→ Required action:
Repeat every line of the data exactly; no picture belongs in the copy.

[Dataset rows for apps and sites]
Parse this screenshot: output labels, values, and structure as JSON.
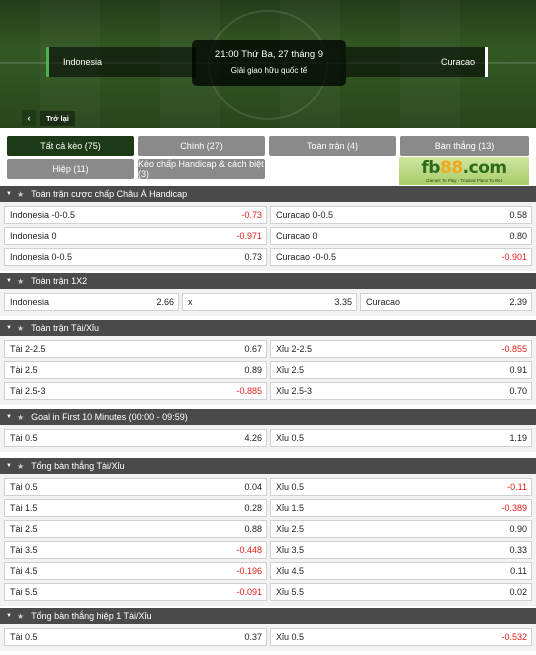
{
  "header": {
    "home_team": "Indonesia",
    "away_team": "Curacao",
    "kickoff": "21:00 Thứ Ba, 27 tháng 9",
    "league": "Giải giao hữu quốc tế",
    "back_label": "Trở lại"
  },
  "tabs": [
    {
      "label": "Tất cả kèo (75)",
      "active": true
    },
    {
      "label": "Chính (27)",
      "active": false
    },
    {
      "label": "Toàn trận (4)",
      "active": false
    },
    {
      "label": "Bàn thắng (13)",
      "active": false
    },
    {
      "label": "Hiệp (11)",
      "active": false
    },
    {
      "label": "Kèo chấp Handicap & cách biệt (3)",
      "active": false
    }
  ],
  "ad": {
    "logo_main": "fb",
    "logo_accent": "88",
    "logo_tail": ".com",
    "tagline": "Games To Play · Trusted Place To Bet"
  },
  "sections": [
    {
      "title": "Toàn trận cược chấp Châu Á Handicap",
      "columns": 2,
      "rows": [
        [
          {
            "label": "Indonesia -0-0.5",
            "odd": "-0.73"
          },
          {
            "label": "Curacao 0-0.5",
            "odd": "0.58"
          }
        ],
        [
          {
            "label": "Indonesia 0",
            "odd": "-0.971"
          },
          {
            "label": "Curacao 0",
            "odd": "0.80"
          }
        ],
        [
          {
            "label": "Indonesia 0-0.5",
            "odd": "0.73"
          },
          {
            "label": "Curacao -0-0.5",
            "odd": "-0.901"
          }
        ]
      ]
    },
    {
      "title": "Toàn trận 1X2",
      "columns": 3,
      "rows": [
        [
          {
            "label": "Indonesia",
            "odd": "2.66"
          },
          {
            "label": "x",
            "odd": "3.35"
          },
          {
            "label": "Curacao",
            "odd": "2.39"
          }
        ]
      ]
    },
    {
      "title": "Toàn trận Tài/Xỉu",
      "columns": 2,
      "rows": [
        [
          {
            "label": "Tài 2-2.5",
            "odd": "0.67"
          },
          {
            "label": "Xỉu 2-2.5",
            "odd": "-0.855"
          }
        ],
        [
          {
            "label": "Tài 2.5",
            "odd": "0.89"
          },
          {
            "label": "Xỉu 2.5",
            "odd": "0.91"
          }
        ],
        [
          {
            "label": "Tài 2.5-3",
            "odd": "-0.885"
          },
          {
            "label": "Xỉu 2.5-3",
            "odd": "0.70"
          }
        ]
      ]
    },
    {
      "title": "Goal in First 10 Minutes (00:00 - 09:59)",
      "columns": 2,
      "rows": [
        [
          {
            "label": "Tài 0.5",
            "odd": "4.26"
          },
          {
            "label": "Xỉu 0.5",
            "odd": "1.19"
          }
        ]
      ]
    },
    {
      "title": "Tổng bàn thắng Tài/Xỉu",
      "columns": 2,
      "rows": [
        [
          {
            "label": "Tài 0.5",
            "odd": "0.04"
          },
          {
            "label": "Xỉu 0.5",
            "odd": "-0.11"
          }
        ],
        [
          {
            "label": "Tài 1.5",
            "odd": "0.28"
          },
          {
            "label": "Xỉu 1.5",
            "odd": "-0.389"
          }
        ],
        [
          {
            "label": "Tài 2.5",
            "odd": "0.88"
          },
          {
            "label": "Xỉu 2.5",
            "odd": "0.90"
          }
        ],
        [
          {
            "label": "Tài 3.5",
            "odd": "-0.448"
          },
          {
            "label": "Xỉu 3.5",
            "odd": "0.33"
          }
        ],
        [
          {
            "label": "Tài 4.5",
            "odd": "-0.196"
          },
          {
            "label": "Xỉu 4.5",
            "odd": "0.11"
          }
        ],
        [
          {
            "label": "Tài 5.5",
            "odd": "-0.091"
          },
          {
            "label": "Xỉu 5.5",
            "odd": "0.02"
          }
        ]
      ]
    },
    {
      "title": "Tổng bàn thắng hiệp 1 Tài/Xỉu",
      "columns": 2,
      "rows": [
        [
          {
            "label": "Tài 0.5",
            "odd": "0.37"
          },
          {
            "label": "Xỉu 0.5",
            "odd": "-0.532"
          }
        ]
      ]
    }
  ],
  "colors": {
    "negative_odd": "#e0201a",
    "active_tab": "#1d3a16",
    "section_header": "#4a4a4a"
  }
}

→ Solution to this exercise:
Parse this screenshot: output labels, values, and structure as JSON.
{
  "header": {
    "home_team": "Indonesia",
    "away_team": "Curacao",
    "kickoff": "21:00 Thứ Ba, 27 tháng 9",
    "league": "Giải giao hữu quốc tế",
    "back_label": "Trở lại"
  },
  "tabs": [
    {
      "label": "Tất cả kèo (75)",
      "active": true
    },
    {
      "label": "Chính (27)",
      "active": false
    },
    {
      "label": "Toàn trận (4)",
      "active": false
    },
    {
      "label": "Bàn thắng (13)",
      "active": false
    },
    {
      "label": "Hiệp (11)",
      "active": false
    },
    {
      "label": "Kèo chấp Handicap & cách biệt (3)",
      "active": false
    }
  ],
  "ad": {
    "logo_main": "fb",
    "logo_accent": "88",
    "logo_tail": ".com",
    "tagline": "Games To Play · Trusted Place To Bet"
  },
  "sections": [
    {
      "title": "Toàn trận cược chấp Châu Á Handicap",
      "columns": 2,
      "rows": [
        [
          {
            "label": "Indonesia -0-0.5",
            "odd": "-0.73"
          },
          {
            "label": "Curacao 0-0.5",
            "odd": "0.58"
          }
        ],
        [
          {
            "label": "Indonesia 0",
            "odd": "-0.971"
          },
          {
            "label": "Curacao 0",
            "odd": "0.80"
          }
        ],
        [
          {
            "label": "Indonesia 0-0.5",
            "odd": "0.73"
          },
          {
            "label": "Curacao -0-0.5",
            "odd": "-0.901"
          }
        ]
      ]
    },
    {
      "title": "Toàn trận 1X2",
      "columns": 3,
      "rows": [
        [
          {
            "label": "Indonesia",
            "odd": "2.66"
          },
          {
            "label": "x",
            "odd": "3.35"
          },
          {
            "label": "Curacao",
            "odd": "2.39"
          }
        ]
      ]
    },
    {
      "title": "Toàn trận Tài/Xỉu",
      "columns": 2,
      "rows": [
        [
          {
            "label": "Tài 2-2.5",
            "odd": "0.67"
          },
          {
            "label": "Xỉu 2-2.5",
            "odd": "-0.855"
          }
        ],
        [
          {
            "label": "Tài 2.5",
            "odd": "0.89"
          },
          {
            "label": "Xỉu 2.5",
            "odd": "0.91"
          }
        ],
        [
          {
            "label": "Tài 2.5-3",
            "odd": "-0.885"
          },
          {
            "label": "Xỉu 2.5-3",
            "odd": "0.70"
          }
        ]
      ]
    },
    {
      "title": "Goal in First 10 Minutes (00:00 - 09:59)",
      "columns": 2,
      "rows": [
        [
          {
            "label": "Tài 0.5",
            "odd": "4.26"
          },
          {
            "label": "Xỉu 0.5",
            "odd": "1.19"
          }
        ]
      ]
    },
    {
      "title": "Tổng bàn thắng Tài/Xỉu",
      "columns": 2,
      "rows": [
        [
          {
            "label": "Tài 0.5",
            "odd": "0.04"
          },
          {
            "label": "Xỉu 0.5",
            "odd": "-0.11"
          }
        ],
        [
          {
            "label": "Tài 1.5",
            "odd": "0.28"
          },
          {
            "label": "Xỉu 1.5",
            "odd": "-0.389"
          }
        ],
        [
          {
            "label": "Tài 2.5",
            "odd": "0.88"
          },
          {
            "label": "Xỉu 2.5",
            "odd": "0.90"
          }
        ],
        [
          {
            "label": "Tài 3.5",
            "odd": "-0.448"
          },
          {
            "label": "Xỉu 3.5",
            "odd": "0.33"
          }
        ],
        [
          {
            "label": "Tài 4.5",
            "odd": "-0.196"
          },
          {
            "label": "Xỉu 4.5",
            "odd": "0.11"
          }
        ],
        [
          {
            "label": "Tài 5.5",
            "odd": "-0.091"
          },
          {
            "label": "Xỉu 5.5",
            "odd": "0.02"
          }
        ]
      ]
    },
    {
      "title": "Tổng bàn thắng hiệp 1 Tài/Xỉu",
      "columns": 2,
      "rows": [
        [
          {
            "label": "Tài 0.5",
            "odd": "0.37"
          },
          {
            "label": "Xỉu 0.5",
            "odd": "-0.532"
          }
        ]
      ]
    }
  ],
  "colors": {
    "negative_odd": "#e0201a",
    "active_tab": "#1d3a16",
    "section_header": "#4a4a4a"
  }
}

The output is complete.